**Interface dataset entries:**
==============================

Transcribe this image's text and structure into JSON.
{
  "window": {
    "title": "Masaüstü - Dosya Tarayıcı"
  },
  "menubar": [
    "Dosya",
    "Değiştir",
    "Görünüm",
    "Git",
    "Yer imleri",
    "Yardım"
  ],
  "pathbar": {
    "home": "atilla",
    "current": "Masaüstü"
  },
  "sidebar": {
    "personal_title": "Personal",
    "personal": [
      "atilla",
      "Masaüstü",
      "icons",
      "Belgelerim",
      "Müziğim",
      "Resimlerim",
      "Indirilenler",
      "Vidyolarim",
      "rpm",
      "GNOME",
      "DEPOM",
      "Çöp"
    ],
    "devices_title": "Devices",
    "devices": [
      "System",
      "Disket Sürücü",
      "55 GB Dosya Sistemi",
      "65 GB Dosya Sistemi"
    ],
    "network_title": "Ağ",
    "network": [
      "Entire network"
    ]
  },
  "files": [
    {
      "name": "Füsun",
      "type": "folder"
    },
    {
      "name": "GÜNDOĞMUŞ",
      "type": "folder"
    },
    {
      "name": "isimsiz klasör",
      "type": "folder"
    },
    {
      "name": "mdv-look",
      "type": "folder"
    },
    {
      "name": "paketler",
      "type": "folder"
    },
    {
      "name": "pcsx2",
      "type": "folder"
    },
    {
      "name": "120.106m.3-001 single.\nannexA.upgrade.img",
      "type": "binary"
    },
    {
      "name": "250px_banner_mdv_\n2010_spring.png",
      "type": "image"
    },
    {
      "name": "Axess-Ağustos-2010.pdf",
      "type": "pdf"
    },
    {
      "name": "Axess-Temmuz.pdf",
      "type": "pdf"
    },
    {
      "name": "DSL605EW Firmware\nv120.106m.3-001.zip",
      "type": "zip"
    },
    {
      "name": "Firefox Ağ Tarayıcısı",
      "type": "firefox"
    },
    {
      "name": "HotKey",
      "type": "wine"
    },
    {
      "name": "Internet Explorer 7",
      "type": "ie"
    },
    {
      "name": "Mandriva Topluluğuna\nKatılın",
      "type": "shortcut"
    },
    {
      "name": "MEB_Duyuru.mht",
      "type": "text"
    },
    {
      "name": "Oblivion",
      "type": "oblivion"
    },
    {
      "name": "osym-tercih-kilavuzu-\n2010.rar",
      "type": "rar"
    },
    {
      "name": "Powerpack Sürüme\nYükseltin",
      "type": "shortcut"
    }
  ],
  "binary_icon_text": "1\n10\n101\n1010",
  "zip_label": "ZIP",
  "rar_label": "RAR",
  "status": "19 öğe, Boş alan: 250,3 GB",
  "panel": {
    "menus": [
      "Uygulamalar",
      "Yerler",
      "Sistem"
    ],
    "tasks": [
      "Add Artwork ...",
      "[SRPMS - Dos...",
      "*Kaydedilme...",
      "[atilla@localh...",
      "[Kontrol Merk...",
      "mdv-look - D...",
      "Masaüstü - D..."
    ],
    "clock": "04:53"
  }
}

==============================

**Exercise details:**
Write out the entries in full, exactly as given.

**Response to the exercise:**
Transcribe this image's text and structure into JSON.
{
  "window": {
    "title": "Masaüstü - Dosya Tarayıcı"
  },
  "menubar": [
    "Dosya",
    "Değiştir",
    "Görünüm",
    "Git",
    "Yer imleri",
    "Yardım"
  ],
  "pathbar": {
    "home": "atilla",
    "current": "Masaüstü"
  },
  "sidebar": {
    "personal_title": "Personal",
    "personal": [
      "atilla",
      "Masaüstü",
      "icons",
      "Belgelerim",
      "Müziğim",
      "Resimlerim",
      "Indirilenler",
      "Vidyolarim",
      "rpm",
      "GNOME",
      "DEPOM",
      "Çöp"
    ],
    "devices_title": "Devices",
    "devices": [
      "System",
      "Disket Sürücü",
      "55 GB Dosya Sistemi",
      "65 GB Dosya Sistemi"
    ],
    "network_title": "Ağ",
    "network": [
      "Entire network"
    ]
  },
  "files": [
    {
      "name": "Füsun",
      "type": "folder"
    },
    {
      "name": "GÜNDOĞMUŞ",
      "type": "folder"
    },
    {
      "name": "isimsiz klasör",
      "type": "folder"
    },
    {
      "name": "mdv-look",
      "type": "folder"
    },
    {
      "name": "paketler",
      "type": "folder"
    },
    {
      "name": "pcsx2",
      "type": "folder"
    },
    {
      "name": "120.106m.3-001 single.\nannexA.upgrade.img",
      "type": "binary"
    },
    {
      "name": "250px_banner_mdv_\n2010_spring.png",
      "type": "image"
    },
    {
      "name": "Axess-Ağustos-2010.pdf",
      "type": "pdf"
    },
    {
      "name": "Axess-Temmuz.pdf",
      "type": "pdf"
    },
    {
      "name": "DSL605EW Firmware\nv120.106m.3-001.zip",
      "type": "zip"
    },
    {
      "name": "Firefox Ağ Tarayıcısı",
      "type": "firefox"
    },
    {
      "name": "HotKey",
      "type": "wine"
    },
    {
      "name": "Internet Explorer 7",
      "type": "ie"
    },
    {
      "name": "Mandriva Topluluğuna\nKatılın",
      "type": "shortcut"
    },
    {
      "name": "MEB_Duyuru.mht",
      "type": "text"
    },
    {
      "name": "Oblivion",
      "type": "oblivion"
    },
    {
      "name": "osym-tercih-kilavuzu-\n2010.rar",
      "type": "rar"
    },
    {
      "name": "Powerpack Sürüme\nYükseltin",
      "type": "shortcut"
    }
  ],
  "binary_icon_text": "1\n10\n101\n1010",
  "zip_label": "ZIP",
  "rar_label": "RAR",
  "status": "19 öğe, Boş alan: 250,3 GB",
  "panel": {
    "menus": [
      "Uygulamalar",
      "Yerler",
      "Sistem"
    ],
    "tasks": [
      "Add Artwork ...",
      "[SRPMS - Dos...",
      "*Kaydedilme...",
      "[atilla@localh...",
      "[Kontrol Merk...",
      "mdv-look - D...",
      "Masaüstü - D..."
    ],
    "clock": "04:53"
  }
}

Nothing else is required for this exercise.